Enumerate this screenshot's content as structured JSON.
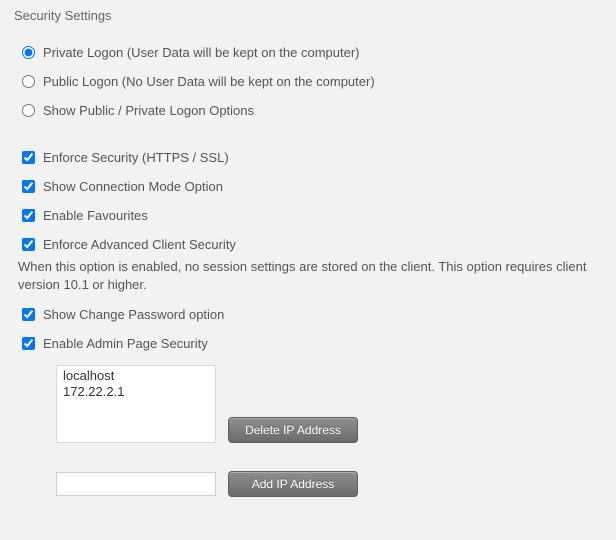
{
  "title": "Security Settings",
  "logon": {
    "private": "Private Logon (User Data will be kept on the computer)",
    "public": "Public Logon (No User Data will be kept on the computer)",
    "show": "Show Public / Private Logon Options"
  },
  "opts": {
    "enforceSecurity": "Enforce Security (HTTPS / SSL)",
    "showConnectionMode": "Show Connection Mode Option",
    "enableFavourites": "Enable Favourites",
    "enforceAdvanced": "Enforce Advanced Client Security",
    "enforceAdvancedHelp": "When this option is enabled, no session settings are stored on the client. This option requires client version 10.1 or higher.",
    "showChangePassword": "Show Change Password option",
    "enableAdminSecurity": "Enable Admin Page Security"
  },
  "ip": {
    "entries": [
      "localhost",
      "172.22.2.1"
    ],
    "deleteBtn": "Delete IP Address",
    "addBtn": "Add IP Address",
    "input": ""
  }
}
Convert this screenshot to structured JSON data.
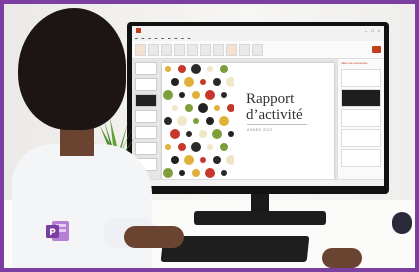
{
  "slide": {
    "title": "Rapport d’activité",
    "subtitle": "ANNÉE 2022"
  },
  "designer": {
    "title": "Idées de conception"
  },
  "app": {
    "logo_icon": "powerpoint-logo-icon",
    "brand_color": "#7a3fa0",
    "accent_color": "#c43e1c"
  }
}
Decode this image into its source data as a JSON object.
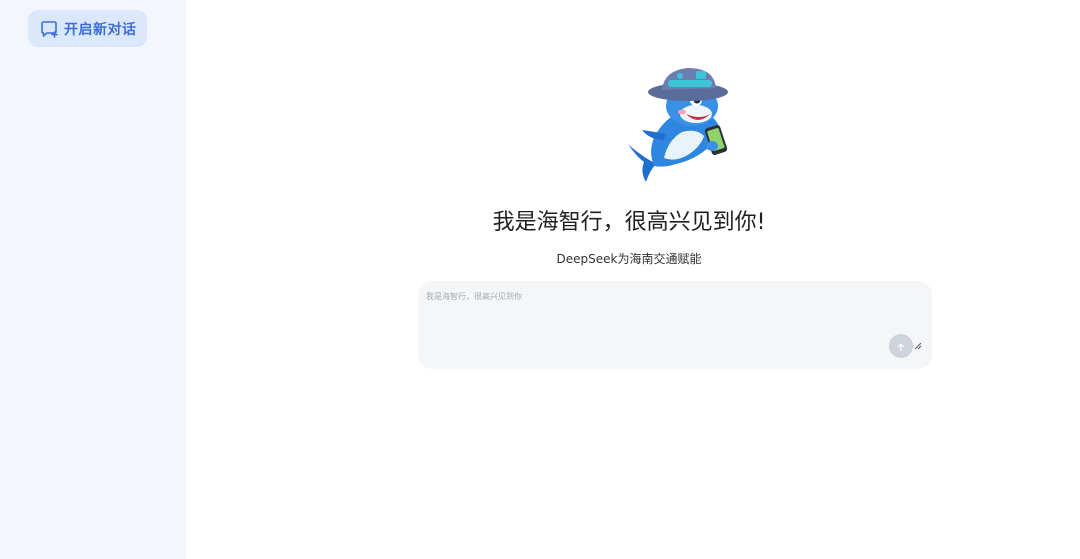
{
  "sidebar": {
    "new_chat_label": "开启新对话",
    "new_chat_icon": "chat-plus-icon"
  },
  "main": {
    "mascot_icon": "dolphin-mascot-icon",
    "greeting": "我是海智行，很高兴见到你!",
    "subtitle": "DeepSeek为海南交通赋能",
    "composer": {
      "placeholder": "我是海智行，很高兴见到你",
      "value": "",
      "send_icon": "arrow-up-icon"
    }
  },
  "colors": {
    "sidebar_bg": "#f3f7fd",
    "button_bg": "#dbe8fb",
    "accent": "#3d6fd6",
    "composer_bg": "#f5f6f8",
    "send_bg": "#cfd3da"
  }
}
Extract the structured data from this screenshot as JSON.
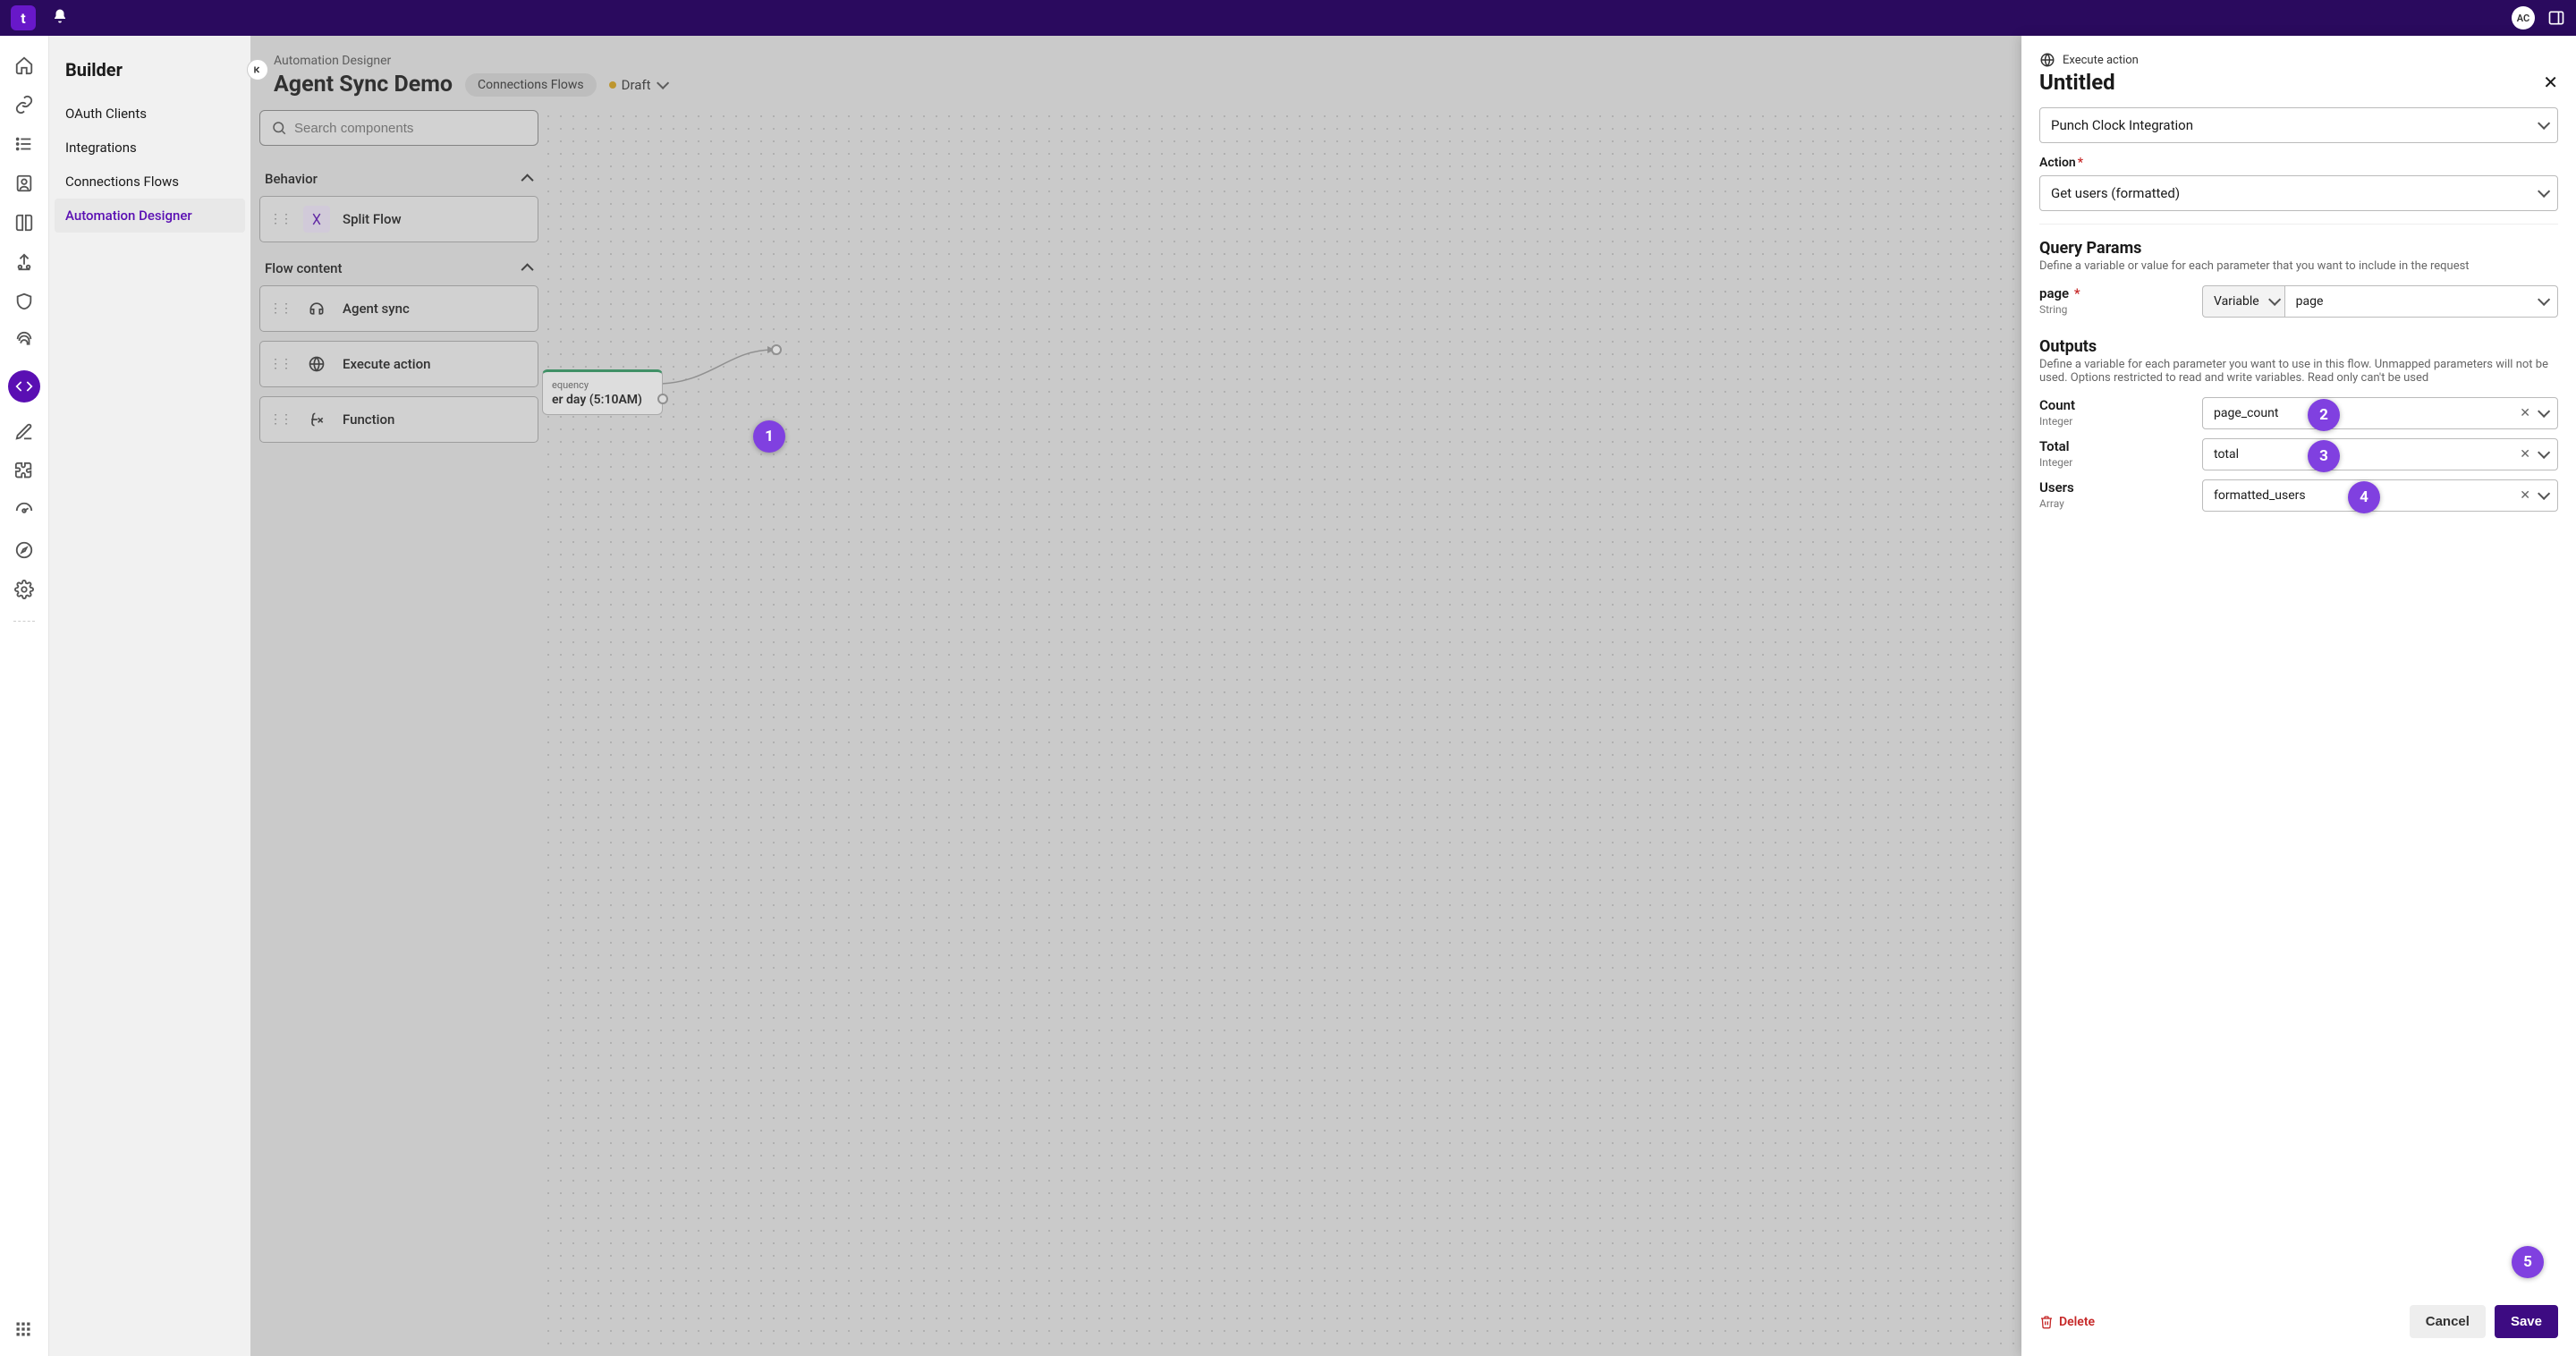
{
  "topbar": {
    "logo_char": "t",
    "avatar": "AC"
  },
  "sidebar": {
    "title": "Builder",
    "items": [
      {
        "label": "OAuth Clients"
      },
      {
        "label": "Integrations"
      },
      {
        "label": "Connections Flows"
      },
      {
        "label": "Automation Designer"
      }
    ]
  },
  "canvas": {
    "breadcrumb": "Automation Designer",
    "title": "Agent Sync Demo",
    "badge": "Connections Flows",
    "status": "Draft",
    "search_placeholder": "Search components",
    "section_behavior": "Behavior",
    "section_flow": "Flow content",
    "components": {
      "split": "Split Flow",
      "agent_sync": "Agent sync",
      "execute": "Execute action",
      "function": "Function"
    },
    "node": {
      "top": "equency",
      "main": "er day (5:10AM)"
    }
  },
  "panel": {
    "icon_label": "Execute action",
    "title": "Untitled",
    "connection_value": "Punch Clock Integration",
    "action_label": "Action",
    "action_value": "Get users (formatted)",
    "query": {
      "title": "Query Params",
      "desc": "Define a variable or value for each parameter that you want to include in the request",
      "param_name": "page",
      "param_type": "String",
      "mode": "Variable",
      "value": "page"
    },
    "outputs": {
      "title": "Outputs",
      "desc": "Define a variable for each parameter you want to use in this flow. Unmapped parameters will not be used. Options restricted to read and write variables. Read only can't be used",
      "rows": [
        {
          "name": "Count",
          "type": "Integer",
          "value": "page_count"
        },
        {
          "name": "Total",
          "type": "Integer",
          "value": "total"
        },
        {
          "name": "Users",
          "type": "Array",
          "value": "formatted_users"
        }
      ]
    },
    "delete": "Delete",
    "cancel": "Cancel",
    "save": "Save"
  },
  "annotations": {
    "n1": "1",
    "n2": "2",
    "n3": "3",
    "n4": "4",
    "n5": "5"
  }
}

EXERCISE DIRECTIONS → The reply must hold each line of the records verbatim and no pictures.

ANSWER SECTION →
Enumerate this screenshot's content as structured JSON.
{
  "title": "Security Settings",
  "logon": {
    "private": "Private Logon (User Data will be kept on the computer)",
    "public": "Public Logon (No User Data will be kept on the computer)",
    "show": "Show Public / Private Logon Options"
  },
  "opts": {
    "enforceSecurity": "Enforce Security (HTTPS / SSL)",
    "showConnectionMode": "Show Connection Mode Option",
    "enableFavourites": "Enable Favourites",
    "enforceAdvanced": "Enforce Advanced Client Security",
    "enforceAdvancedHelp": "When this option is enabled, no session settings are stored on the client. This option requires client version 10.1 or higher.",
    "showChangePassword": "Show Change Password option",
    "enableAdminSecurity": "Enable Admin Page Security"
  },
  "ip": {
    "entries": [
      "localhost",
      "172.22.2.1"
    ],
    "deleteBtn": "Delete IP Address",
    "addBtn": "Add IP Address",
    "input": ""
  }
}
Convert this screenshot to structured JSON data.
{
  "slide": {
    "title": "Rapport d’activité",
    "subtitle": "ANNÉE 2022"
  },
  "designer": {
    "title": "Idées de conception"
  },
  "app": {
    "logo_icon": "powerpoint-logo-icon",
    "brand_color": "#7a3fa0",
    "accent_color": "#c43e1c"
  }
}
Decode this image into its source data as a JSON object.
{
  "sidebar": {
    "new_chat_label": "开启新对话",
    "new_chat_icon": "chat-plus-icon"
  },
  "main": {
    "mascot_icon": "dolphin-mascot-icon",
    "greeting": "我是海智行，很高兴见到你!",
    "subtitle": "DeepSeek为海南交通赋能",
    "composer": {
      "placeholder": "我是海智行，很高兴见到你",
      "value": "",
      "send_icon": "arrow-up-icon"
    }
  },
  "colors": {
    "sidebar_bg": "#f3f7fd",
    "button_bg": "#dbe8fb",
    "accent": "#3d6fd6",
    "composer_bg": "#f5f6f8",
    "send_bg": "#cfd3da"
  }
}
Extract the structured data from this screenshot as JSON.
{
  "topbar": {
    "logo_char": "t",
    "avatar": "AC"
  },
  "sidebar": {
    "title": "Builder",
    "items": [
      {
        "label": "OAuth Clients"
      },
      {
        "label": "Integrations"
      },
      {
        "label": "Connections Flows"
      },
      {
        "label": "Automation Designer"
      }
    ]
  },
  "canvas": {
    "breadcrumb": "Automation Designer",
    "title": "Agent Sync Demo",
    "badge": "Connections Flows",
    "status": "Draft",
    "search_placeholder": "Search components",
    "section_behavior": "Behavior",
    "section_flow": "Flow content",
    "components": {
      "split": "Split Flow",
      "agent_sync": "Agent sync",
      "execute": "Execute action",
      "function": "Function"
    },
    "node": {
      "top": "equency",
      "main": "er day (5:10AM)"
    }
  },
  "panel": {
    "icon_label": "Execute action",
    "title": "Untitled",
    "connection_value": "Punch Clock Integration",
    "action_label": "Action",
    "action_value": "Get users (formatted)",
    "query": {
      "title": "Query Params",
      "desc": "Define a variable or value for each parameter that you want to include in the request",
      "param_name": "page",
      "param_type": "String",
      "mode": "Variable",
      "value": "page"
    },
    "outputs": {
      "title": "Outputs",
      "desc": "Define a variable for each parameter you want to use in this flow. Unmapped parameters will not be used. Options restricted to read and write variables. Read only can't be used",
      "rows": [
        {
          "name": "Count",
          "type": "Integer",
          "value": "page_count"
        },
        {
          "name": "Total",
          "type": "Integer",
          "value": "total"
        },
        {
          "name": "Users",
          "type": "Array",
          "value": "formatted_users"
        }
      ]
    },
    "delete": "Delete",
    "cancel": "Cancel",
    "save": "Save"
  },
  "annotations": {
    "n1": "1",
    "n2": "2",
    "n3": "3",
    "n4": "4",
    "n5": "5"
  }
}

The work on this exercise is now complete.